The social side of symbionts: examining bidirectional links between the gut microbiome and social behaviour in mammals

Project Details

Key Questions

What role do gut microbes play in social communication among mice? Do microbial signals in faeces convey useful social information, for example about social group membership or suitability as a potential mate? Is naturally occurring individual variation in social behaviour shaped by the gut microbiome? How does social behaviour affect the transmission of gut-dwelling symbionts, that may be either beneficial or pathogenic? What behaviours might maximise the benefits relative to the costs of social interaction, in terms of symbiont transmission?

Background

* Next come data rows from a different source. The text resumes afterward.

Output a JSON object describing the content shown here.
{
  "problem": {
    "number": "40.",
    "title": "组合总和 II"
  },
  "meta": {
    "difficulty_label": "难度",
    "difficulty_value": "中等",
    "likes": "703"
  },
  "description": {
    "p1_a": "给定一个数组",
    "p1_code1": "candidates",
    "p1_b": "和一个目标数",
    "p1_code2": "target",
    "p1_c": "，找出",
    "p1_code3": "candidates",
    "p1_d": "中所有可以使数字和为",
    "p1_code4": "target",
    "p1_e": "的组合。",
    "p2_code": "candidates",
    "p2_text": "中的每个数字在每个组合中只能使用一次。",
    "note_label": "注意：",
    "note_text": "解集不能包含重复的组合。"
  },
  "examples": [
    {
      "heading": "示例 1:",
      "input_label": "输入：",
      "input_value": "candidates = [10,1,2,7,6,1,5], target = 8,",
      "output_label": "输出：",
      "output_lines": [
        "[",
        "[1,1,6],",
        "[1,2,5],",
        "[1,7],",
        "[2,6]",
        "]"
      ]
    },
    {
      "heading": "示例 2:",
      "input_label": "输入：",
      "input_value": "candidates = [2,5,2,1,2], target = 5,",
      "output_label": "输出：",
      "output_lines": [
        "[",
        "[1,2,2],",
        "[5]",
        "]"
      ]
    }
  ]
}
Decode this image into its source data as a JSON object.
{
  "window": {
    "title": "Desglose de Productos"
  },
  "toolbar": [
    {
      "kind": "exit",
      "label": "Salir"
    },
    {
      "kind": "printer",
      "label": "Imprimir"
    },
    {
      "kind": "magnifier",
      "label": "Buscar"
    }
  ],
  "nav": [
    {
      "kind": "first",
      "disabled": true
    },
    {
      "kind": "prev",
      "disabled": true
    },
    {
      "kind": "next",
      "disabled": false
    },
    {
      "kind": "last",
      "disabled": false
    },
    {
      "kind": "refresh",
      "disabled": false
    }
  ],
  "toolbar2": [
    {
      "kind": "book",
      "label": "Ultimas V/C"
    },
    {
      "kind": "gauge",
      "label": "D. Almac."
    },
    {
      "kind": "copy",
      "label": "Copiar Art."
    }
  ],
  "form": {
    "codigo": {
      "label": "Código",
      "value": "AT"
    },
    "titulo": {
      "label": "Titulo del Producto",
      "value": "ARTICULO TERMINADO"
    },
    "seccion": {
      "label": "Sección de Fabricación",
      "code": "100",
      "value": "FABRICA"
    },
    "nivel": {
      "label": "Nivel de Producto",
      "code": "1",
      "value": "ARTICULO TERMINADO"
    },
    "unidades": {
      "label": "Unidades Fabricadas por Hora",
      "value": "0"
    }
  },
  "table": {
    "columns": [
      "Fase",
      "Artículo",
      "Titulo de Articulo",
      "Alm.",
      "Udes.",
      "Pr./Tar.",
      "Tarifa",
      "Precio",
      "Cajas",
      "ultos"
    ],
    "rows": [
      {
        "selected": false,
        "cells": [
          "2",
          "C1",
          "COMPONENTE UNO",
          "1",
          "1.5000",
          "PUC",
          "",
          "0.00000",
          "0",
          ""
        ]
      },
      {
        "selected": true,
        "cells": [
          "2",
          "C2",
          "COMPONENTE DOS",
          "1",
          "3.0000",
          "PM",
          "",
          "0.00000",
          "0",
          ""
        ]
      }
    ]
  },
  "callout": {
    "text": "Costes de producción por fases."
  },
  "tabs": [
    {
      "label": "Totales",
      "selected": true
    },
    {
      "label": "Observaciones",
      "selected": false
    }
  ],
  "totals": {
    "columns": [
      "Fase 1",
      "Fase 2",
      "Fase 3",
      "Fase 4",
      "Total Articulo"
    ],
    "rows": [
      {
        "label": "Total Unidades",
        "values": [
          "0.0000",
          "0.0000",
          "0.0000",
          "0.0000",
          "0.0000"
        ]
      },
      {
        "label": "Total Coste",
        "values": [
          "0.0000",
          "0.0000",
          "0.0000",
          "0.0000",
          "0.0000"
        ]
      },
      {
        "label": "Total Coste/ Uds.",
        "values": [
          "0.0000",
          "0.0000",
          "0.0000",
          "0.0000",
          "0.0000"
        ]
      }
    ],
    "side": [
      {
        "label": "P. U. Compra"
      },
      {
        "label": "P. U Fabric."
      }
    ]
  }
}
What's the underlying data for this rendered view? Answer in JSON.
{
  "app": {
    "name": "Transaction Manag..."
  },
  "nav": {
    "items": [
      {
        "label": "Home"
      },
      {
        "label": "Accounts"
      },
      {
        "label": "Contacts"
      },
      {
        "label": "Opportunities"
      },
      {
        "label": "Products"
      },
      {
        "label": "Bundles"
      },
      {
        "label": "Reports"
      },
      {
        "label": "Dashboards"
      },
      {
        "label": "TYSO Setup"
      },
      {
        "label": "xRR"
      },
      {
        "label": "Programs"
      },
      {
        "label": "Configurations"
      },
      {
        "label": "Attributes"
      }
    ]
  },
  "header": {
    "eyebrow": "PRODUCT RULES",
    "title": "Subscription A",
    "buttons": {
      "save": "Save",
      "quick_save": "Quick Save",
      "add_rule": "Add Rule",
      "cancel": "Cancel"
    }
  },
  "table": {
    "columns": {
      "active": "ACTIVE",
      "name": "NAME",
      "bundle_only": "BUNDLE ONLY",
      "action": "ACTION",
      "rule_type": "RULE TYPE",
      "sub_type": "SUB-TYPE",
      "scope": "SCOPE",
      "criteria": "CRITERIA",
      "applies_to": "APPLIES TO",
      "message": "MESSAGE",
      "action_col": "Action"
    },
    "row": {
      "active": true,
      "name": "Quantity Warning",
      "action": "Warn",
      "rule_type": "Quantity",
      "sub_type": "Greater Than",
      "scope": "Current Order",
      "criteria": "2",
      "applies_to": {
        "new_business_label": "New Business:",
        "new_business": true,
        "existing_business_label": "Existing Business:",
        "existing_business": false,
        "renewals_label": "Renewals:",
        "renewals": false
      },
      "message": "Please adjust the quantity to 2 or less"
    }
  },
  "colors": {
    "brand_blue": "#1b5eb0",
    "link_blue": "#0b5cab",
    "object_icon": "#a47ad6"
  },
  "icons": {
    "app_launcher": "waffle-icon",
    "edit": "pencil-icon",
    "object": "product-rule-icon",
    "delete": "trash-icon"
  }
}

Symbiotic microbial communities can have pervasive impacts on the biology of their hosts, and the diverse microbiomes that reside in the mammalian gut are no exception. Besides key roles in nutrition and pathogen defence, recent work has implicated the mammalian gut microbiome in shaping host behaviour. Of particular interest, the gut microbiome can affect mammalian social behaviour in various ways, including the modulation of scent-based social signals in species like hyenas, and through various physiological pathways collectively known as the microbiome-gut-brain axis. What’s more, links between the gut microbiome and social behaviour are likely to operate in both directions, with a growing body of research showing how social contacts and resulting transmission networks play an important role in shaping individual microbiomes. However, many gaps remain in our fundamental understanding of how gut microbes shape mammalian social behaviour and vice versa. While model systems like mice are revealing key mechanisms by which gut microbes can influence social behaviour under laboratory conditions, how these might play out in natural populations where microbiomes and host social interactions are far more variable, remains unknown. As such, there is much still to be discovered about the ecological and evolutionary significance of microbiome-behaviour interactions.

Aims of the Project

The aim of this project is to explore how the mammalian gut microbiome shapes and is shaped by social behaviour, using house mice as a model system.

Project Description

This project will combine investigation of wild house mice in a completely natural environment with controlled experiments in laboratory mice that take full advantage of their model organism status to derive causal insights about microbiome-behaviour links. For the wild mouse component, this project will use a wild mouse population that has been the subject of regular monitoring and individual gut microbiome profiling since 2019 as part of a large ERC-funded project https://www.knowleslab.com/study-systems/skokholm/. The mice of Skokholm represent a tractable wild system for which rich data on individuals' gut microbiome, social and genetic relationships is available.

The specific aims of this DPhil project would be finalized in discussion with the student, but several potential aims are listed below:

1. To examine the role of faecal microbial (scent) signals in communicating social information of relevance in natural populations, e.g. about social group, sex, and breeding partner suitability.

2. To investigate whether natural variation in social behaviour among wild individuals is influenced by their gut microbiome, and if so which microbes might be involved. This could be addressed by assaying social behaviour in wild mice, then using microbiome transplant experiments with germ-free mice to test whether social traits are transferred with the microbiome.

3. To investigate how social behaviour among wild mice influence the acquisition of both beneficial gut microbes and potential pathogens, and thus explore how organisms may trade-off the benefits and costs of social interaction in terms of symbiont transmission. This would involve analysis of wild mouse social network data collected using RFID technology over recent years, together with parallel data on their microbiomes and pathogenic infections diagnosed from faecal samples.

Methods to be used

The project is anticipated to use the following methods: (i) controlled experiments in laboratory mice (e.g. simple behavioural tests that explore the propensity of animals to provide and respond to social stimuli) (ii) microbiome transplant experiments using germ-free laboratory mice (iii) fieldwork to sample and collect behavioural data from wild mice (iv) molecular work to characterise microbiomes and pathogenic infections (v) computational analyses of detailed observational data from wild mice (e.g. social network analyses to explore relationships between social behaviour and symbiont transmission). Dr Knowles will support the design and implementation of animal experiments, fieldwork, molecular work to characterise faecal microbiomes and infections, and statistical analyses. Dr Firth will provide mentoring in data handling and statistical analyses of social network data from wild populations in the context of symbiont transmission, and Dr Green will support the design and analyses of experiments investigating mouse behaviour and communication.

Specialised skills required

A willingness to work with mice is essential for this project, and experience working with small animals would be highly advantageous. No other specialized skills are required. Experience handling and analysing large datasets in the R programming environment, and fieldwork experience would be beneficial.

Please contact Sarah Knowles on sarah.knowles@biology.ox.ac.uk if you are interested in this project